It Can Be More Complex Than You Expect

*Firehouse Legal blog posts provide information only, and are not legal advice. For specific legal advice contact your attorney. No seriously, contact them, they’ll be happy to hear from you.*

Vacancies on a Board of Directors between elections happen frequently.  The terms are long (6 years), and a lot can happen in that span of time—Directors move out of District, kids grow up, priorities change, or people even pass away. To handle these circumstances the legislature provided a mechanism to appoint board members to vacant positions, which is contained in RSMo  321.200.2. 

Let’s begin with what 321.200.2 doesn’t say, so we can get into the actual process.  RSMo 321.200.2 does not allow a Board of Directors to appoint a Director to a vacancy for the remainder of the unexpired term.
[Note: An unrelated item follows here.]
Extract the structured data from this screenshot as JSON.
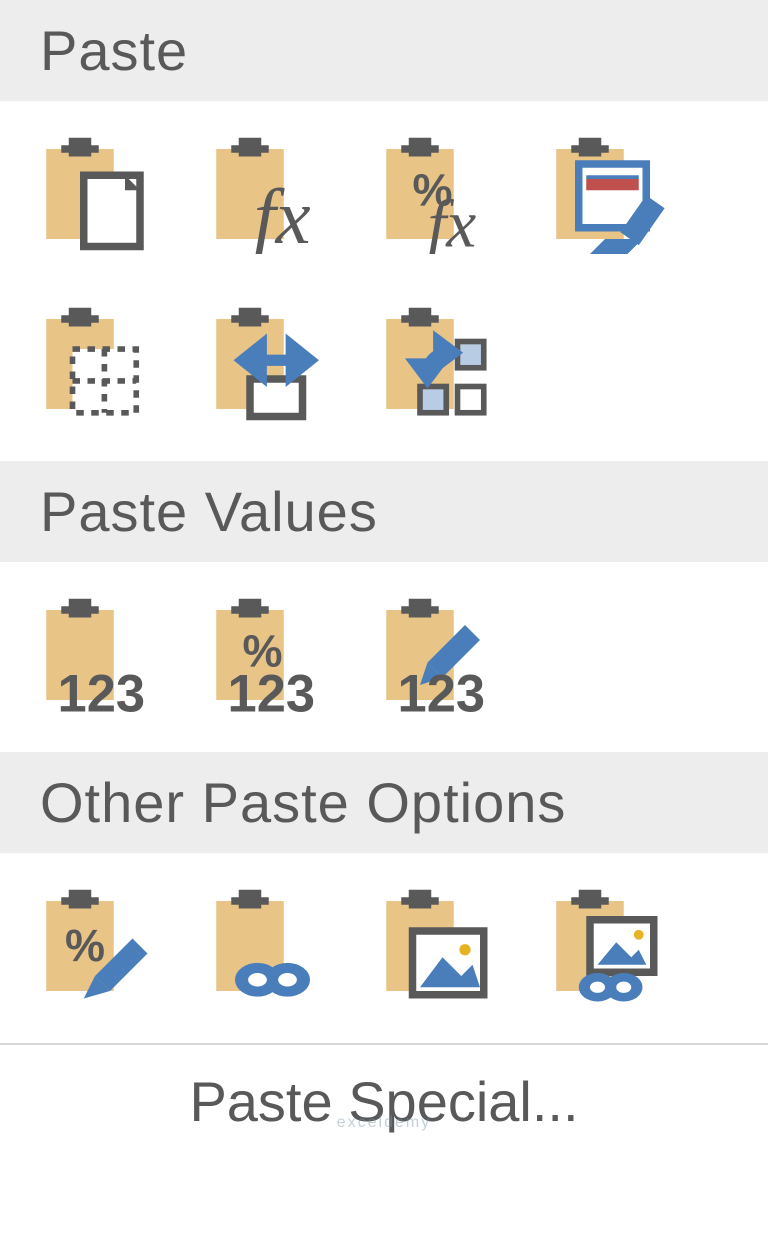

This is a pretty common misconception, based on the fact that certain appointments for other political subdivisions do, in fact, fill vacancies by appointment for the remainder of a term.  For Fire Districts, however, the process is different.
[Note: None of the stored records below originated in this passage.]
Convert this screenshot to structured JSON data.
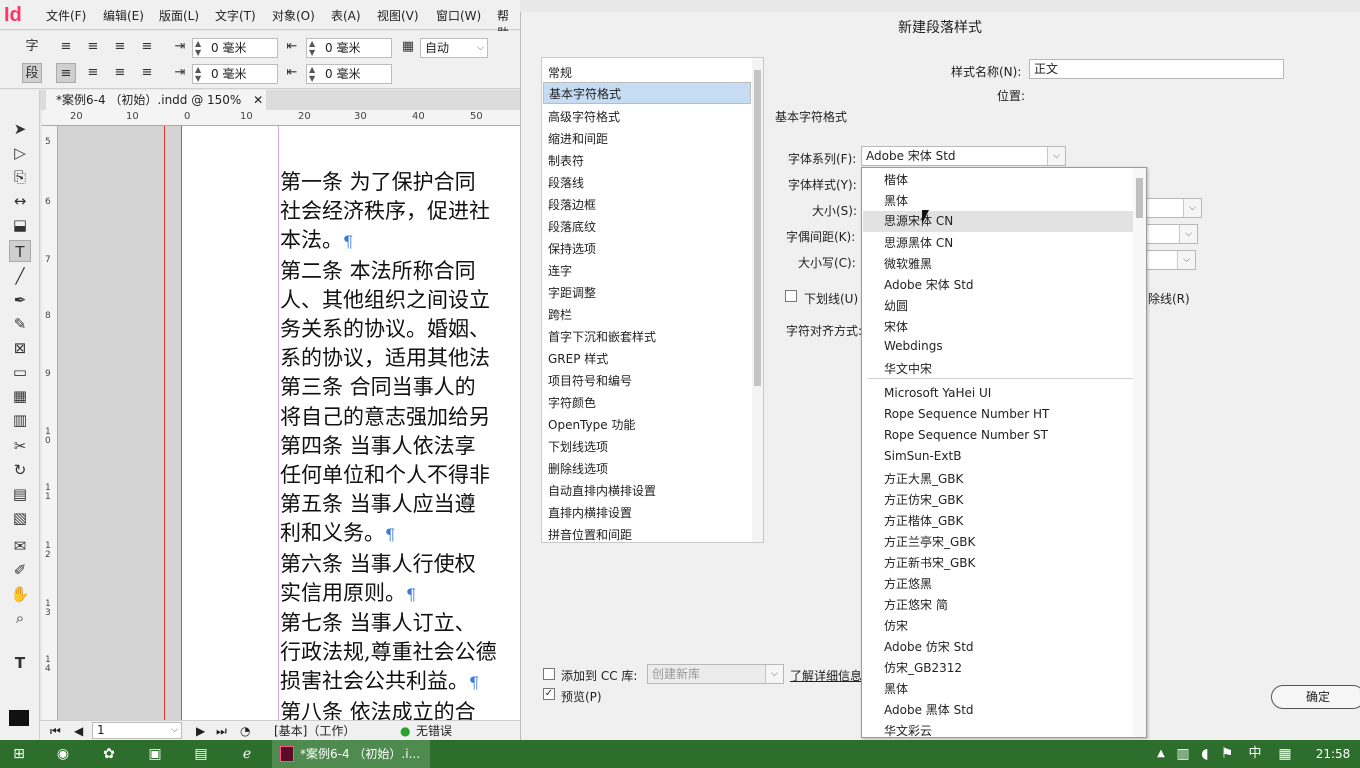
{
  "app": {
    "logo": "Id",
    "menus": [
      "文件(F)",
      "编辑(E)",
      "版面(L)",
      "文字(T)",
      "对象(O)",
      "表(A)",
      "视图(V)",
      "窗口(W)",
      "帮助"
    ]
  },
  "control_panel": {
    "char_mode": "字",
    "para_mode": "段",
    "left_indent": "0 毫米",
    "right_indent": "0 毫米",
    "first_indent": "0 毫米",
    "last_indent": "0 毫米",
    "leading": "自动"
  },
  "document": {
    "tab_title": "*案例6-4 （初始）.indd @ 150%",
    "close_glyph": "✕",
    "h_ruler": [
      "20",
      "10",
      "0",
      "10",
      "20",
      "30",
      "40",
      "50"
    ],
    "v_ruler": [
      "5",
      "6",
      "7",
      "8",
      "9",
      "1 0",
      "1 1",
      "1 2",
      "1 3",
      "1 4"
    ],
    "lines": [
      {
        "t": "第一条 为了保护合同",
        "p": false
      },
      {
        "t": "社会经济秩序，促进社",
        "p": false
      },
      {
        "t": "本法。",
        "p": true
      },
      {
        "t": "第二条 本法所称合同",
        "p": false
      },
      {
        "t": "人、其他组织之间设立",
        "p": false
      },
      {
        "t": "务关系的协议。婚姻、",
        "p": false
      },
      {
        "t": "系的协议，适用其他法",
        "p": false
      },
      {
        "t": "第三条 合同当事人的",
        "p": false
      },
      {
        "t": "将自己的意志强加给另",
        "p": false
      },
      {
        "t": "第四条 当事人依法享",
        "p": false
      },
      {
        "t": "任何单位和个人不得非",
        "p": false
      },
      {
        "t": "第五条 当事人应当遵",
        "p": false
      },
      {
        "t": "利和义务。",
        "p": true
      },
      {
        "t": "第六条 当事人行使权",
        "p": false
      },
      {
        "t": "实信用原则。",
        "p": true
      },
      {
        "t": "第七条 当事人订立、",
        "p": false
      },
      {
        "t": "行政法规,尊重社会公德",
        "p": false
      },
      {
        "t": "损害社会公共利益。",
        "p": true
      },
      {
        "t": "第八条 依法成立的合",
        "p": false
      }
    ],
    "pilcrow": "¶"
  },
  "status": {
    "page": "1",
    "profile": "[基本]（工作）",
    "preflight": "无错误"
  },
  "dialog": {
    "title": "新建段落样式",
    "categories": [
      "常规",
      "基本字符格式",
      "高级字符格式",
      "缩进和间距",
      "制表符",
      "段落线",
      "段落边框",
      "段落底纹",
      "保持选项",
      "连字",
      "字距调整",
      "跨栏",
      "首字下沉和嵌套样式",
      "GREP 样式",
      "项目符号和编号",
      "字符颜色",
      "OpenType 功能",
      "下划线选项",
      "删除线选项",
      "自动直排内横排设置",
      "直排内横排设置",
      "拼音位置和间距"
    ],
    "selected_index": 1,
    "style_name_label": "样式名称(N):",
    "style_name_value": "正文",
    "location_label": "位置:",
    "section_title": "基本字符格式",
    "font_family_label": "字体系列(F):",
    "font_family_value": "Adobe 宋体 Std",
    "font_style_label": "字体样式(Y):",
    "size_label": "大小(S):",
    "tracking_label": "字偶间距(K):",
    "case_label": "大小写(C):",
    "underline_label": "下划线(U)",
    "strikethrough_label": "除线(R)",
    "align_label": "字符对齐方式:",
    "add_to_cc_label": "添加到 CC 库:",
    "cc_placeholder": "创建新库",
    "learn_more": "了解详细信息...",
    "preview_label": "预览(P)",
    "ok_label": "确定",
    "font_group1": [
      "楷体",
      "黑体",
      "思源宋体 CN",
      "思源黑体 CN",
      "微软雅黑",
      "Adobe 宋体 Std",
      "幼圆",
      "宋体",
      "Webdings",
      "华文中宋"
    ],
    "font_group2": [
      "Microsoft YaHei UI",
      "Rope Sequence Number HT",
      "Rope Sequence Number ST",
      "SimSun-ExtB",
      "方正大黑_GBK",
      "方正仿宋_GBK",
      "方正楷体_GBK",
      "方正兰亭宋_GBK",
      "方正新书宋_GBK",
      "方正悠黑",
      "方正悠宋 简",
      "仿宋",
      "Adobe 仿宋 Std",
      "仿宋_GB2312",
      "黑体",
      "Adobe 黑体 Std",
      "华文彩云"
    ],
    "highlight_index": 2
  },
  "taskbar": {
    "active_title": "*案例6-4 （初始）.i...",
    "ime": "中",
    "clock": "21:58"
  }
}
Vacancies on a fire district board are filled by an appointment made by the remaining members of the Board. The appointee then serves until the next regular biennial election cycle for the District (Districts should have a director’s election every other year). At that time, the remainder of the term goes up for election per normal process. No special election is held between regular election cycles either; the District should remain on its regular every-other-year election routine. Practically, this means the appointed member only serves until the next District election cycle, which could mean a month, a year, or more depending on when the vacancy occurs relative to the normal election cycle.  At the time of that next election cycle, the appointee will have to run for election in order to hold onto the seat.

This can be further complicated by a few words inserted in 321.200.2. Vacancies are filled by the remaining elected members of the Board “except when less than two elected members remain on the board.” This is another issue that gets Boards into trouble, and admittedly there are differing schools of thought about the affect of this clause on the appointment process. My view, and the view of most attorneys I have spoken with on this matter, is that if you have less than two members on your Board who have stood for election/reelection, then a vacancy cannot be filled by appointment. In this instance, the Board would need to petition the Circuit Court of the county where the District is located requesting appointment of a Board member.  The process is fairly straightforward, but as with most issues involving the courts, I encourage you to engage the assistance of an attorney.  In any situation where you are unsure of the process or appropriateness of an appointment, the assistance and guidance of an attorney could save you from a mistake and save money in the long run.